As someone who has studied, taught, and written about the Middle East for years, I'm the first to concede that President Obama has a tough task. What would I do about Libya if I were president? How about Egypt?
I'm not exactly sure. The situations are complex, with too many daunting unknowns. Chief among them, who, or what, precisely, is behind the opposition? Would a Gaddafi or Mubarak be replaced by Muslim democrats or theocrats, by an Ayatollah, by a Hamas, by a Hamid Karzai, by a Saddam or Sadat, or perhaps by the first Thomas Jefferson in the Arab world?
Of course, my personal struggle with the complexities doesn't matter much. I'm not president. Obama is. And alas, it's here, with Barack Obama as commander-in-chief, that the left once again has failed itself and America in the process.
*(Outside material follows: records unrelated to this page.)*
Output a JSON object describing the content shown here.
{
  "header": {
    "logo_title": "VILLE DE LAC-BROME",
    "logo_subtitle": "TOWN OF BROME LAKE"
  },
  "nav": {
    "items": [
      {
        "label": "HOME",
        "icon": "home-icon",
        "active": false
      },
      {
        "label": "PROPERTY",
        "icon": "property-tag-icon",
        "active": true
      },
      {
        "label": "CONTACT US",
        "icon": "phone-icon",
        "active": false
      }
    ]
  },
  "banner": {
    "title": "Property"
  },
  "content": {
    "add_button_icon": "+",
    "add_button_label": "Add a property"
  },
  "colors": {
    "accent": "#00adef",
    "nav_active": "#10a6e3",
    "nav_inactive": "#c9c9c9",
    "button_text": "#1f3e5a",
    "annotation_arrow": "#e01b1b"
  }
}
The left pinned its hopes and dreams on Barack Obama. He wasn't merely another politician, he was post-modern, post-racial, post-cultural, post-political. We were told Obama didn't need political experience. His international upbringing, his multi-national background, his inherent diversity and multiculturalism, his youthful hopping and groping from country to country, culture to culture, faith to faith, through Islam, Buddhism, asceticism, Christianity, Augustine, Aquinas, Graham Greene, Nietzsche, Rev. Wright, and whatever else -- heaped atop his overflowing innate brilliance -- would beget a new breed of political man, a supreme decision-maker worthy of the most vexing challenges. He was no George W. Bush; he was the anti-Bush.
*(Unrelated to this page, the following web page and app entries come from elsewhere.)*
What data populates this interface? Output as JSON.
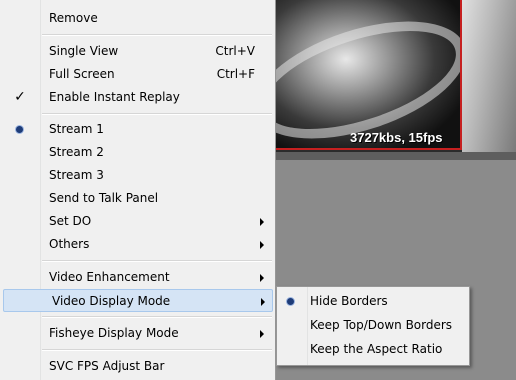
{
  "video": {
    "stats": "3727kbs, 15fps"
  },
  "menu": {
    "items": [
      {
        "label": "Remove"
      },
      {
        "label": "Single View",
        "shortcut": "Ctrl+V"
      },
      {
        "label": "Full Screen",
        "shortcut": "Ctrl+F"
      },
      {
        "label": "Enable Instant Replay",
        "checked": true
      },
      {
        "label": "Stream 1",
        "selected": true
      },
      {
        "label": "Stream 2"
      },
      {
        "label": "Stream 3"
      },
      {
        "label": "Send to Talk Panel"
      },
      {
        "label": "Set DO",
        "submenu": true
      },
      {
        "label": "Others",
        "submenu": true
      },
      {
        "label": "Video Enhancement",
        "submenu": true
      },
      {
        "label": "Video Display Mode",
        "submenu": true,
        "highlighted": true
      },
      {
        "label": "Fisheye Display Mode",
        "submenu": true
      },
      {
        "label": "SVC FPS Adjust Bar"
      }
    ],
    "check_glyph": "✓"
  },
  "submenu": {
    "items": [
      {
        "label": "Hide Borders",
        "selected": true
      },
      {
        "label": "Keep Top/Down Borders"
      },
      {
        "label": "Keep the Aspect Ratio"
      }
    ]
  },
  "colors": {
    "highlight": "#d5e4f5",
    "camera_border": "#c62020",
    "radio_dot": "#1e3c78"
  }
}
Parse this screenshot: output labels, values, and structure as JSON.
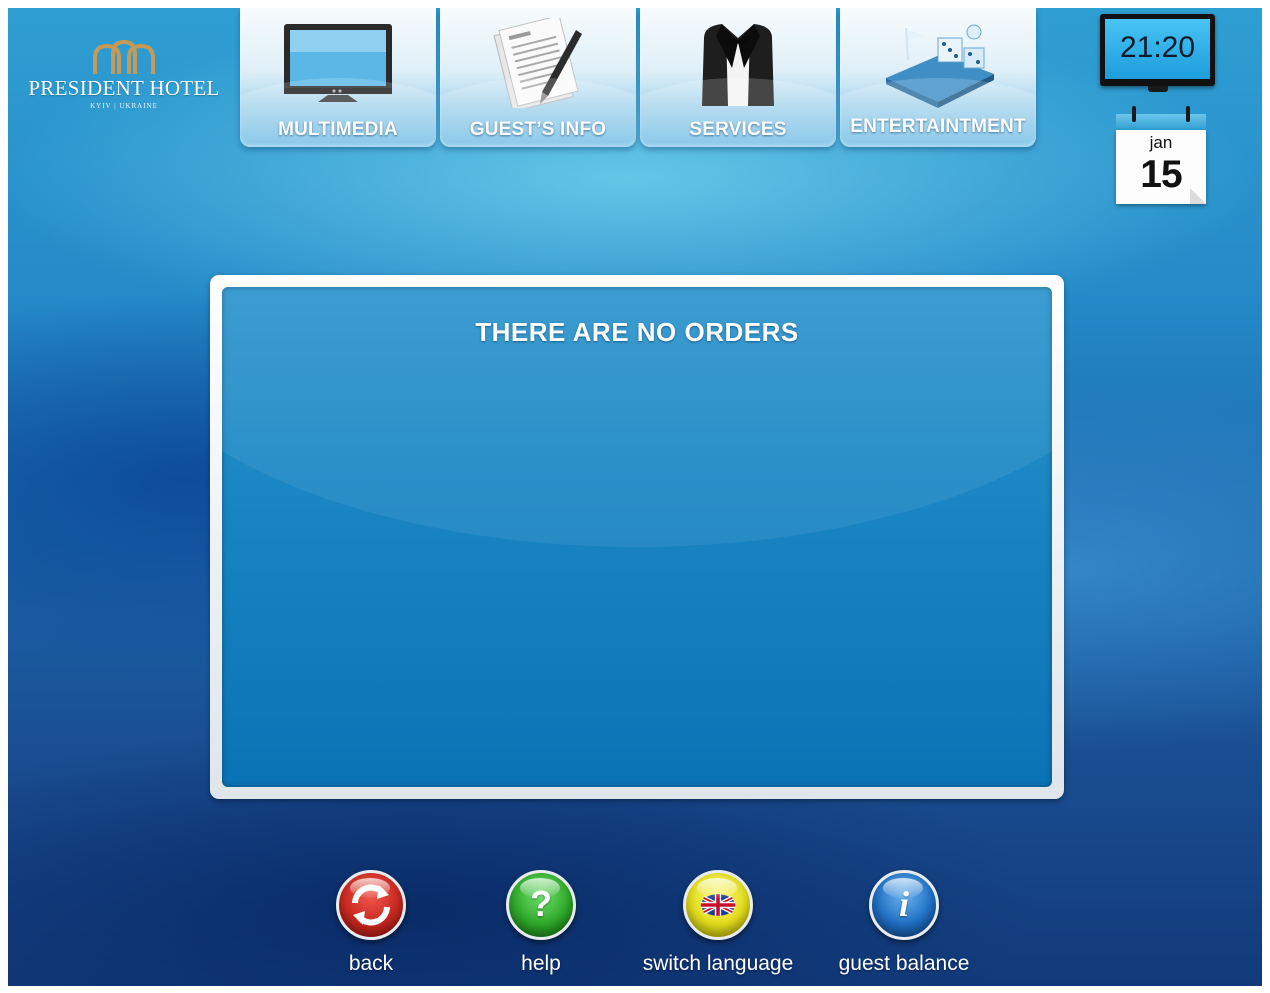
{
  "header": {
    "logo_name": "PRESIDENT HOTEL",
    "logo_sub": "KYIV | UKRAINE"
  },
  "nav": {
    "tabs": [
      {
        "label": "MULTIMEDIA",
        "icon": "tv-icon"
      },
      {
        "label": "GUEST’S INFO",
        "icon": "document-pen-icon"
      },
      {
        "label": "SERVICES",
        "icon": "tuxedo-icon"
      },
      {
        "label": "ENTERTAINTMENT",
        "icon": "casino-icon"
      }
    ]
  },
  "clock": {
    "time": "21:20"
  },
  "calendar": {
    "month": "jan",
    "day": "15"
  },
  "orders": {
    "message": "THERE ARE NO ORDERS"
  },
  "actions": {
    "back": "back",
    "help": "help",
    "switch_language": "switch language",
    "guest_balance": "guest balance"
  },
  "colors": {
    "back_button": "#c8281f",
    "help_button": "#2fa82a",
    "language_button": "#e3dc1c",
    "balance_button": "#1f6fc4",
    "panel_blue": "#1a86c3"
  }
}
All of this, of course, was twaddle, but it's sadly in keeping with the perverse political-spiritual sentimentality that plagues the left. Liberals have a bizarre tendency to revere their political leaders as geniuses. They did so even with the Clintons and Al Gore. In handy contrast, they reflexively caricature their opponents, irrespective of stature or fact, as stupid. It's a very shallow thing to do, a triumph of emotion over logic; still, they do it incessantly.
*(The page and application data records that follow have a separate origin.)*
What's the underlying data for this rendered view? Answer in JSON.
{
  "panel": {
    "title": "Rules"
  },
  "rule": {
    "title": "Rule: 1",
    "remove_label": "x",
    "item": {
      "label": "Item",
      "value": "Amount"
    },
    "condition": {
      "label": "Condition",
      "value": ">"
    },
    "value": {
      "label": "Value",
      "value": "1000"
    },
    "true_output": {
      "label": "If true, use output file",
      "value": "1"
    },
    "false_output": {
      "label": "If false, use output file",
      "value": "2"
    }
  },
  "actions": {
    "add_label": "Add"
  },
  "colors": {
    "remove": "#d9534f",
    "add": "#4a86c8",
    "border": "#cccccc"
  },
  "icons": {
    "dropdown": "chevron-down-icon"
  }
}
Worsening the situation is the hard secularism of today's left. Progressives are more agnostic and atheistic than ever. They tend to search for salvation in politics, which is a god that will always fail. In Obama, many of them hoped for some sort of political messiah, approaching levels of earthly omnipotence not possible by previous presidents.
This brings me back to the Middle East. Now, with great historic moments -- and perhaps opportunities -- afloat in Libya and Egypt, on the heels of Iran in June 2009, watching Obama unable to arrive at a clear sense of understanding, let alone direction or purpose, has liberals flummoxed. They wander in the desert without their Moses, who, in a much anticipated speech on Libya last week, at best muttered something about a humanitarian crisis; how utterly unsatisfying.
Remember, too, it was the Middle East that was supposed to be Obama's strength. He would be better than Bush, and precisely at the right place and time. Far from Barack Hussein Obama's middle name being a liability, liberals assured us it was his saving grace. Their faithful leader would know what to do, in a way that "Bush," Texas rube, was fully incapable.